● Assignment
No images, please. Copy each entry below exactly as it reads.

● Records from a data source
┄┄┄┄┄┄

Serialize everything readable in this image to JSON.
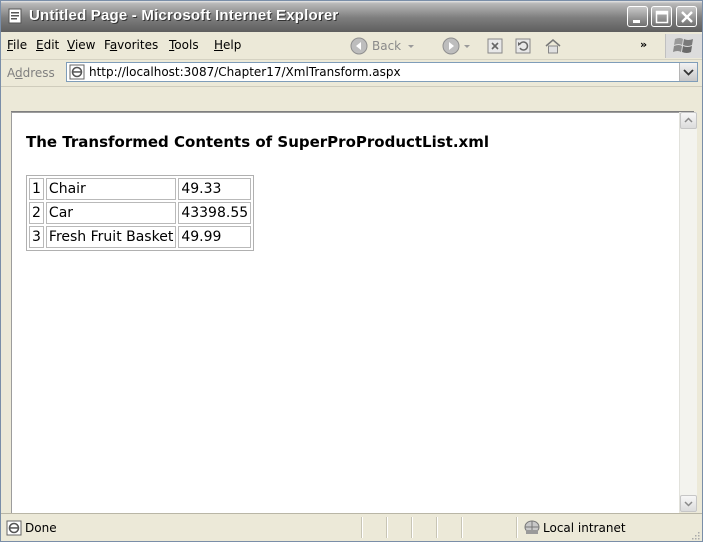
{
  "window": {
    "title": "Untitled Page - Microsoft Internet Explorer"
  },
  "menu": {
    "items": [
      {
        "label": "File",
        "accel": "F",
        "rest": "ile"
      },
      {
        "label": "Edit",
        "accel": "E",
        "rest": "dit"
      },
      {
        "label": "View",
        "accel": "V",
        "rest": "iew"
      },
      {
        "label": "Favorites",
        "pre": "F",
        "accel": "a",
        "rest": "vorites"
      },
      {
        "label": "Tools",
        "accel": "T",
        "rest": "ools"
      },
      {
        "label": "Help",
        "accel": "H",
        "rest": "elp"
      }
    ]
  },
  "toolbar": {
    "back_label": "Back",
    "more": "»"
  },
  "address": {
    "label_pre": "A",
    "label_accel": "d",
    "label_rest": "dress",
    "url": "http://localhost:3087/Chapter17/XmlTransform.aspx"
  },
  "page": {
    "heading": "The Transformed Contents of SuperProProductList.xml",
    "rows": [
      {
        "id": "1",
        "name": "Chair",
        "price": "49.33"
      },
      {
        "id": "2",
        "name": "Car",
        "price": "43398.55"
      },
      {
        "id": "3",
        "name": "Fresh Fruit Basket",
        "price": "49.99"
      }
    ]
  },
  "status": {
    "text": "Done",
    "zone": "Local intranet"
  }
}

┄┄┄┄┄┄

● Solution to this problem
Serialize everything readable in this image to JSON.
{
  "window": {
    "title": "Untitled Page - Microsoft Internet Explorer"
  },
  "menu": {
    "items": [
      {
        "label": "File",
        "accel": "F",
        "rest": "ile"
      },
      {
        "label": "Edit",
        "accel": "E",
        "rest": "dit"
      },
      {
        "label": "View",
        "accel": "V",
        "rest": "iew"
      },
      {
        "label": "Favorites",
        "pre": "F",
        "accel": "a",
        "rest": "vorites"
      },
      {
        "label": "Tools",
        "accel": "T",
        "rest": "ools"
      },
      {
        "label": "Help",
        "accel": "H",
        "rest": "elp"
      }
    ]
  },
  "toolbar": {
    "back_label": "Back",
    "more": "»"
  },
  "address": {
    "label_pre": "A",
    "label_accel": "d",
    "label_rest": "dress",
    "url": "http://localhost:3087/Chapter17/XmlTransform.aspx"
  },
  "page": {
    "heading": "The Transformed Contents of SuperProProductList.xml",
    "rows": [
      {
        "id": "1",
        "name": "Chair",
        "price": "49.33"
      },
      {
        "id": "2",
        "name": "Car",
        "price": "43398.55"
      },
      {
        "id": "3",
        "name": "Fresh Fruit Basket",
        "price": "49.99"
      }
    ]
  },
  "status": {
    "text": "Done",
    "zone": "Local intranet"
  }
}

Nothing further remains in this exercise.